=== Dataset records ===
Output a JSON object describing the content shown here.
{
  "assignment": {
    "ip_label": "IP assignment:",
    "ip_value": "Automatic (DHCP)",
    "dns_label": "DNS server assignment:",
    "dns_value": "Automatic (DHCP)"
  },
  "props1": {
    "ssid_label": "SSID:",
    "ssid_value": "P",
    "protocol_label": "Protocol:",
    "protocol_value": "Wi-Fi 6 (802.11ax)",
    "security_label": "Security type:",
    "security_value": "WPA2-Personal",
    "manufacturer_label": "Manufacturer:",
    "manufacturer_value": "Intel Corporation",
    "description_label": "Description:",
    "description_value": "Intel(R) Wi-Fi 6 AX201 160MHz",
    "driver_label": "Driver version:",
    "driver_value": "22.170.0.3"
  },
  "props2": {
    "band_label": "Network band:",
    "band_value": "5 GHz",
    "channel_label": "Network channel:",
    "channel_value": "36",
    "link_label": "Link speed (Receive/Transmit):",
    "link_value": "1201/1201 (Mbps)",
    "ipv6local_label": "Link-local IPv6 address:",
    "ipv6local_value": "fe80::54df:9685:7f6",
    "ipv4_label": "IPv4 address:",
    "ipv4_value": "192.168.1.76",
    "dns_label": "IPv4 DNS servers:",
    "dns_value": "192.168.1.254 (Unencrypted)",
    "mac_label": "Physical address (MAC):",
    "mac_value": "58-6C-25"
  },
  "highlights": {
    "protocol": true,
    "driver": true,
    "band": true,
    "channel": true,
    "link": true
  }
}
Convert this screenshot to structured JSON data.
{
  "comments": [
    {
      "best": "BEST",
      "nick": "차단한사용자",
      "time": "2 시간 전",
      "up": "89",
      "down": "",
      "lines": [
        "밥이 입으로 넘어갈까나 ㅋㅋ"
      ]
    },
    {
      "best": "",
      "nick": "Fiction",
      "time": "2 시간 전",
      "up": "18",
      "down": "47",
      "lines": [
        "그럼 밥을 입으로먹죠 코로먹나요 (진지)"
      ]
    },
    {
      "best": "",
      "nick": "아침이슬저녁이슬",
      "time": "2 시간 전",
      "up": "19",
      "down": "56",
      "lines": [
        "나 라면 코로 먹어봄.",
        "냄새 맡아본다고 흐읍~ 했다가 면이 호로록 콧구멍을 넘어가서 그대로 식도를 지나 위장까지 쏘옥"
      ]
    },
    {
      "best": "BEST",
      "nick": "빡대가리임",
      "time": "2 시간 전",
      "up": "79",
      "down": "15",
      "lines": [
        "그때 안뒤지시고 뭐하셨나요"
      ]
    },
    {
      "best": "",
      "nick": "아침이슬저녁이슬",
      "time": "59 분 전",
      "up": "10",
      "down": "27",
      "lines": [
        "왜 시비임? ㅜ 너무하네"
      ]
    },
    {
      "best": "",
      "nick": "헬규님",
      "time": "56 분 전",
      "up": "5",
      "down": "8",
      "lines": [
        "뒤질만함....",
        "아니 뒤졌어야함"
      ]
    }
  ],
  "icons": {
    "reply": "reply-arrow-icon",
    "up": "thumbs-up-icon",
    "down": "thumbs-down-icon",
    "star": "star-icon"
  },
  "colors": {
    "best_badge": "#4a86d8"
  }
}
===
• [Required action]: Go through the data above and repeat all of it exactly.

• [Solved exercise]:
Output a JSON object describing the content shown here.
{
  "assignment": {
    "ip_label": "IP assignment:",
    "ip_value": "Automatic (DHCP)",
    "dns_label": "DNS server assignment:",
    "dns_value": "Automatic (DHCP)"
  },
  "props1": {
    "ssid_label": "SSID:",
    "ssid_value": "P",
    "protocol_label": "Protocol:",
    "protocol_value": "Wi-Fi 6 (802.11ax)",
    "security_label": "Security type:",
    "security_value": "WPA2-Personal",
    "manufacturer_label": "Manufacturer:",
    "manufacturer_value": "Intel Corporation",
    "description_label": "Description:",
    "description_value": "Intel(R) Wi-Fi 6 AX201 160MHz",
    "driver_label": "Driver version:",
    "driver_value": "22.170.0.3"
  },
  "props2": {
    "band_label": "Network band:",
    "band_value": "5 GHz",
    "channel_label": "Network channel:",
    "channel_value": "36",
    "link_label": "Link speed (Receive/Transmit):",
    "link_value": "1201/1201 (Mbps)",
    "ipv6local_label": "Link-local IPv6 address:",
    "ipv6local_value": "fe80::54df:9685:7f6",
    "ipv4_label": "IPv4 address:",
    "ipv4_value": "192.168.1.76",
    "dns_label": "IPv4 DNS servers:",
    "dns_value": "192.168.1.254 (Unencrypted)",
    "mac_label": "Physical address (MAC):",
    "mac_value": "58-6C-25"
  },
  "highlights": {
    "protocol": true,
    "driver": true,
    "band": true,
    "channel": true,
    "link": true
  }
}
Convert this screenshot to structured JSON data.
{
  "comments": [
    {
      "best": "BEST",
      "nick": "차단한사용자",
      "time": "2 시간 전",
      "up": "89",
      "down": "",
      "lines": [
        "밥이 입으로 넘어갈까나 ㅋㅋ"
      ]
    },
    {
      "best": "",
      "nick": "Fiction",
      "time": "2 시간 전",
      "up": "18",
      "down": "47",
      "lines": [
        "그럼 밥을 입으로먹죠 코로먹나요 (진지)"
      ]
    },
    {
      "best": "",
      "nick": "아침이슬저녁이슬",
      "time": "2 시간 전",
      "up": "19",
      "down": "56",
      "lines": [
        "나 라면 코로 먹어봄.",
        "냄새 맡아본다고 흐읍~ 했다가 면이 호로록 콧구멍을 넘어가서 그대로 식도를 지나 위장까지 쏘옥"
      ]
    },
    {
      "best": "BEST",
      "nick": "빡대가리임",
      "time": "2 시간 전",
      "up": "79",
      "down": "15",
      "lines": [
        "그때 안뒤지시고 뭐하셨나요"
      ]
    },
    {
      "best": "",
      "nick": "아침이슬저녁이슬",
      "time": "59 분 전",
      "up": "10",
      "down": "27",
      "lines": [
        "왜 시비임? ㅜ 너무하네"
      ]
    },
    {
      "best": "",
      "nick": "헬규님",
      "time": "56 분 전",
      "up": "5",
      "down": "8",
      "lines": [
        "뒤질만함....",
        "아니 뒤졌어야함"
      ]
    }
  ],
  "icons": {
    "reply": "reply-arrow-icon",
    "up": "thumbs-up-icon",
    "down": "thumbs-down-icon",
    "star": "star-icon"
  },
  "colors": {
    "best_badge": "#4a86d8"
  }
}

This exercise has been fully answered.